■ **What is expected**:
In your copy of the entries, please include no pictures and return every word exactly.

■ **Data under study**:
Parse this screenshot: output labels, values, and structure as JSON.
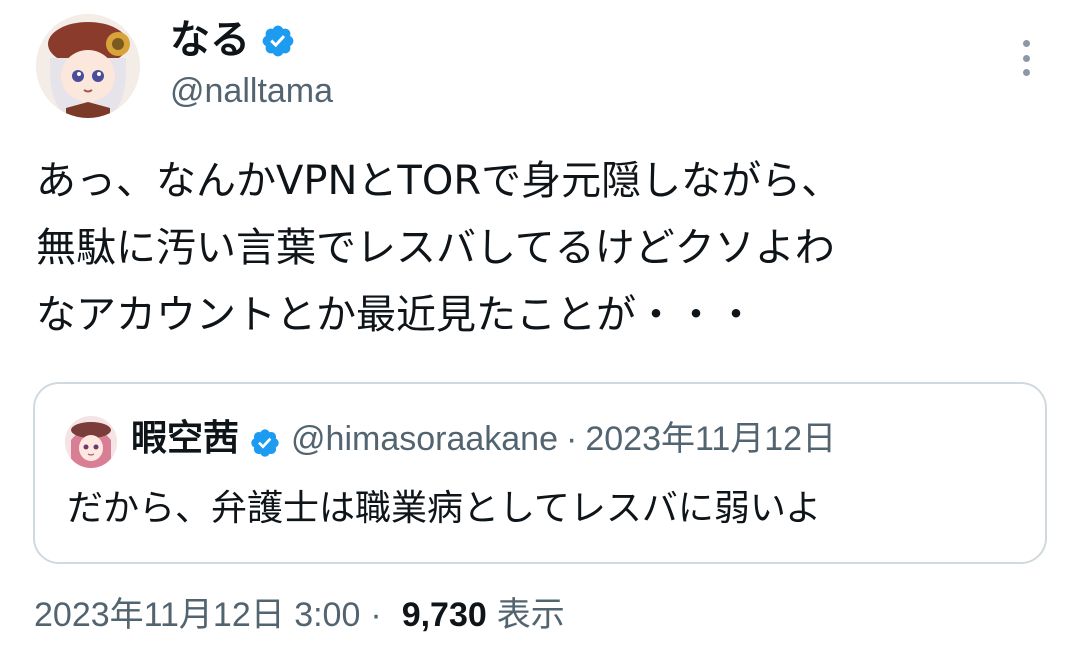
{
  "author": {
    "name": "なる",
    "handle": "@nalltama",
    "verified": true
  },
  "tweet": {
    "lines": [
      "あっ、なんかVPNとTORで身元隠しながら、",
      "無駄に汚い言葉でレスバしてるけどクソよわ",
      "なアカウントとか最近見たことが・・・"
    ]
  },
  "quote": {
    "name": "暇空茜",
    "handle": "@himasoraakane",
    "separator": "·",
    "date": "2023年11月12日",
    "text": "だから、弁護士は職業病としてレスバに弱いよ",
    "verified": true
  },
  "meta": {
    "timestamp": "2023年11月12日 3:00",
    "separator": "·",
    "views_count": "9,730",
    "views_label": "表示"
  },
  "colors": {
    "text_primary": "#0f1419",
    "text_secondary": "#536471",
    "verified_blue": "#1d9bf0",
    "border": "#cfd9de"
  },
  "icons": {
    "verified": "verified-badge-icon",
    "more": "more-vertical-icon"
  }
}
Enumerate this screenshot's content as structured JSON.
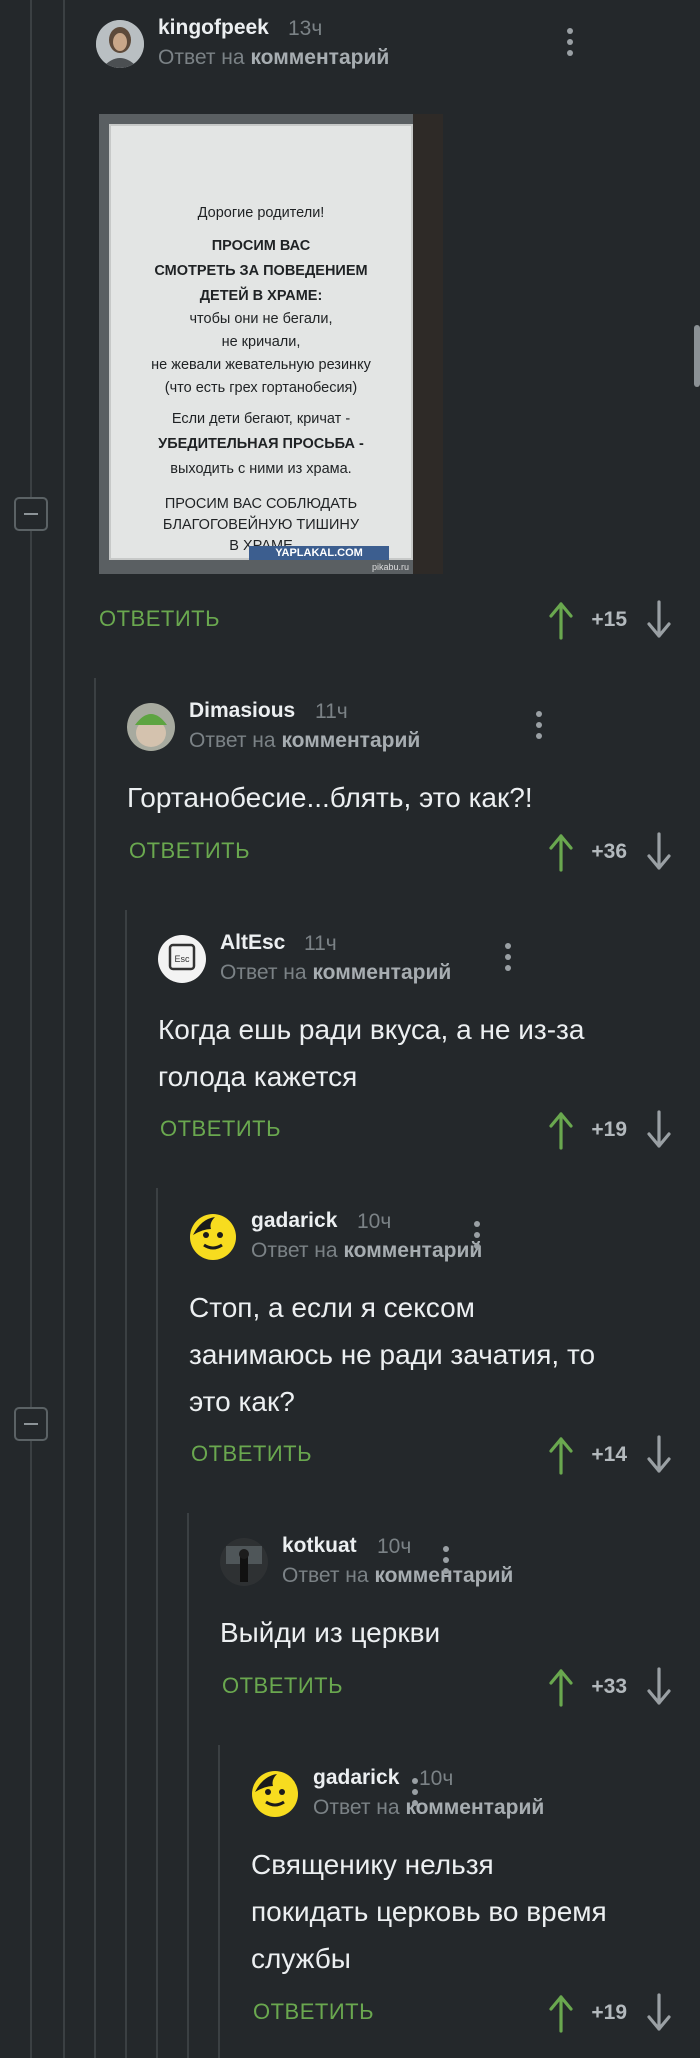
{
  "reply_to_prefix": "Ответ на",
  "reply_to_target": "комментарий",
  "reply_label": "ОТВЕТИТЬ",
  "post_image": {
    "lines": [
      "Дорогие родители!",
      "ПРОСИМ ВАС",
      "СМОТРЕТЬ ЗА ПОВЕДЕНИЕМ",
      "ДЕТЕЙ В ХРАМЕ:",
      "чтобы они не бегали,",
      "не кричали,",
      "не жевали жевательную резинку",
      "(что есть грех гортанобесия)",
      "Если дети бегают, кричат -",
      "УБЕДИТЕЛЬНАЯ ПРОСЬБА -",
      "выходить с ними из храма.",
      "ПРОСИМ ВАС СОБЛЮДАТЬ",
      "БЛАГОГОВЕЙНУЮ ТИШИНУ",
      "В ХРАМЕ"
    ],
    "watermark": "YAPLAKAL.COM",
    "watermark2": "pikabu.ru"
  },
  "comments": [
    {
      "username": "kingofpeek",
      "time": "13ч",
      "text": "",
      "score": "+15"
    },
    {
      "username": "Dimasious",
      "time": "11ч",
      "text": "Гортанобесие...блять, это как?!",
      "score": "+36"
    },
    {
      "username": "AltEsc",
      "time": "11ч",
      "text": "Когда ешь ради вкуса, а не из-за\nголода кажется",
      "score": "+19"
    },
    {
      "username": "gadarick",
      "time": "10ч",
      "text": "Стоп, а если я сексом\nзанимаюсь не ради зачатия, то\nэто как?",
      "score": "+14"
    },
    {
      "username": "kotkuat",
      "time": "10ч",
      "text": "Выйди из церкви",
      "score": "+33"
    },
    {
      "username": "gadarick",
      "time": "10ч",
      "text": "Священику нельзя\nпокидать церковь во время\nслужбы",
      "score": "+19"
    }
  ]
}
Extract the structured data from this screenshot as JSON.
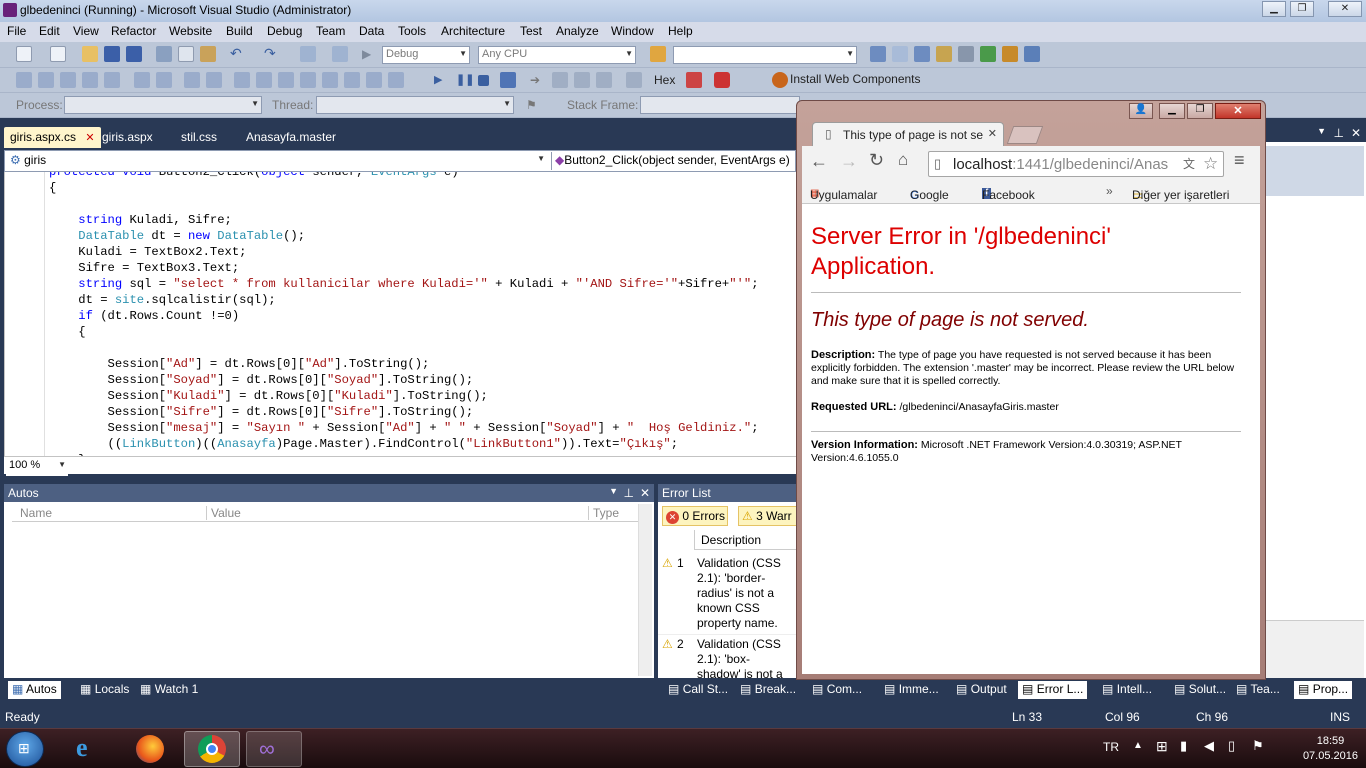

■ **Answer space**:
Parse this screenshot: output labels, values, and structure as JSON.
{
  "author": {
    "name": "なる",
    "handle": "@nalltama",
    "verified": true
  },
  "tweet": {
    "lines": [
      "あっ、なんかVPNとTORで身元隠しながら、",
      "無駄に汚い言葉でレスバしてるけどクソよわ",
      "なアカウントとか最近見たことが・・・"
    ]
  },
  "quote": {
    "name": "暇空茜",
    "handle": "@himasoraakane",
    "separator": "·",
    "date": "2023年11月12日",
    "text": "だから、弁護士は職業病としてレスバに弱いよ",
    "verified": true
  },
  "meta": {
    "timestamp": "2023年11月12日 3:00",
    "separator": "·",
    "views_count": "9,730",
    "views_label": "表示"
  },
  "colors": {
    "text_primary": "#0f1419",
    "text_secondary": "#536471",
    "verified_blue": "#1d9bf0",
    "border": "#cfd9de"
  },
  "icons": {
    "verified": "verified-badge-icon",
    "more": "more-vertical-icon"
  }
}
Enumerate this screenshot's content as structured JSON.
{
  "reply_to_prefix": "Ответ на",
  "reply_to_target": "комментарий",
  "reply_label": "ОТВЕТИТЬ",
  "post_image": {
    "lines": [
      "Дорогие родители!",
      "ПРОСИМ ВАС",
      "СМОТРЕТЬ ЗА ПОВЕДЕНИЕМ",
      "ДЕТЕЙ В ХРАМЕ:",
      "чтобы они не бегали,",
      "не кричали,",
      "не жевали жевательную резинку",
      "(что есть грех гортанобесия)",
      "Если дети бегают, кричат -",
      "УБЕДИТЕЛЬНАЯ ПРОСЬБА -",
      "выходить с ними из храма.",
      "ПРОСИМ ВАС СОБЛЮДАТЬ",
      "БЛАГОГОВЕЙНУЮ ТИШИНУ",
      "В ХРАМЕ"
    ],
    "watermark": "YAPLAKAL.COM",
    "watermark2": "pikabu.ru"
  },
  "comments": [
    {
      "username": "kingofpeek",
      "time": "13ч",
      "text": "",
      "score": "+15"
    },
    {
      "username": "Dimasious",
      "time": "11ч",
      "text": "Гортанобесие...блять, это как?!",
      "score": "+36"
    },
    {
      "username": "AltEsc",
      "time": "11ч",
      "text": "Когда ешь ради вкуса, а не из-за\nголода кажется",
      "score": "+19"
    },
    {
      "username": "gadarick",
      "time": "10ч",
      "text": "Стоп, а если я сексом\nзанимаюсь не ради зачатия, то\nэто как?",
      "score": "+14"
    },
    {
      "username": "kotkuat",
      "time": "10ч",
      "text": "Выйди из церкви",
      "score": "+33"
    },
    {
      "username": "gadarick",
      "time": "10ч",
      "text": "Священику нельзя\nпокидать церковь во время\nслужбы",
      "score": "+19"
    }
  ]
}
Extract the structured data from this screenshot as JSON.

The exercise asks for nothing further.